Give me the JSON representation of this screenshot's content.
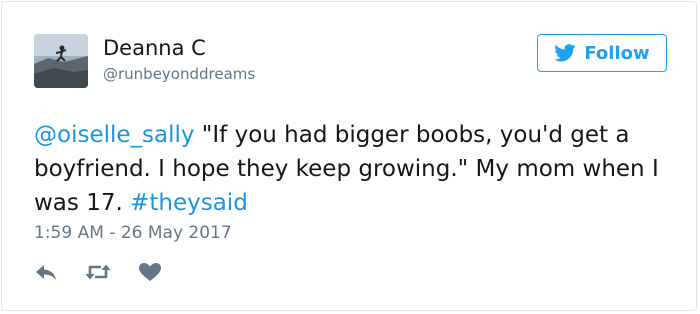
{
  "tweet": {
    "author": {
      "display_name": "Deanna C",
      "handle": "@runbeyonddreams",
      "avatar_icon": "runner-on-rock-avatar"
    },
    "follow_label": "Follow",
    "text_parts": [
      {
        "text": "@oiselle_sally",
        "link": true
      },
      {
        "text": " \"If you had bigger boobs, you'd get a boyfriend. I hope they keep growing.\" My mom when I was 17. ",
        "link": false
      },
      {
        "text": "#theysaid",
        "link": true
      }
    ],
    "timestamp": "1:59 AM - 26 May 2017",
    "actions": [
      "reply-icon",
      "retweet-icon",
      "like-icon"
    ]
  },
  "colors": {
    "accent": "#1da1f2",
    "link": "#1b95e0",
    "text": "#14171a",
    "muted": "#657786",
    "border": "#e1e8ed",
    "icon": "#657786"
  }
}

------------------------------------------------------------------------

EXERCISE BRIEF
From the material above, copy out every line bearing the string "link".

OUTPUT
        "link": true
        "link": false
        "link": true
    "link": "#1b95e0",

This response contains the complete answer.